**ACTION ITEM:**
Count the lines in the records that hold the string "phone". Only the number should be given.

**Dataset rows describing interfaces:**
━━━━━━

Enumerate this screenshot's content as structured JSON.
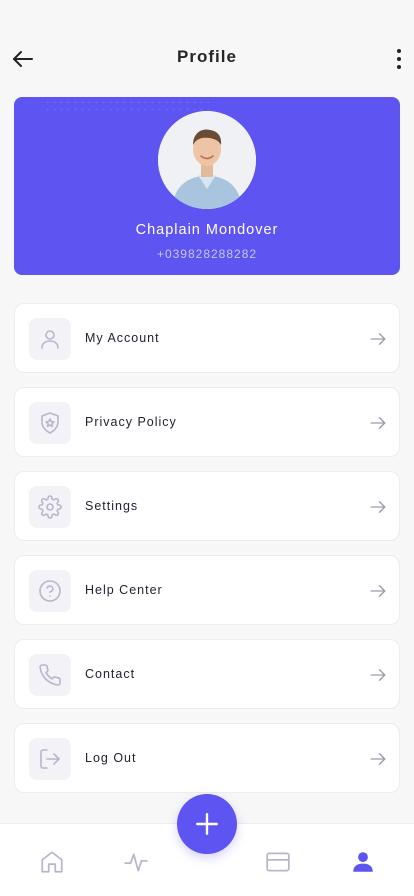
{
  "header": {
    "title": "Profile"
  },
  "profile": {
    "name": "Chaplain Mondover",
    "phone": "+039828288282"
  },
  "menu": {
    "items": [
      {
        "label": "My Account",
        "icon": "user-icon"
      },
      {
        "label": "Privacy Policy",
        "icon": "shield-star-icon"
      },
      {
        "label": "Settings",
        "icon": "gear-icon"
      },
      {
        "label": "Help Center",
        "icon": "question-circle-icon"
      },
      {
        "label": "Contact",
        "icon": "phone-icon"
      },
      {
        "label": "Log Out",
        "icon": "logout-icon"
      }
    ]
  },
  "bottom_nav": {
    "items": [
      "home-icon",
      "activity-icon",
      "add-icon",
      "wallet-icon",
      "profile-icon"
    ],
    "active": "profile-icon"
  },
  "colors": {
    "accent": "#5d54f2",
    "icon_muted": "#b8b6cc",
    "background": "#f7f7f7"
  }
}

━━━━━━

**THE COMPLETED TASK:**
2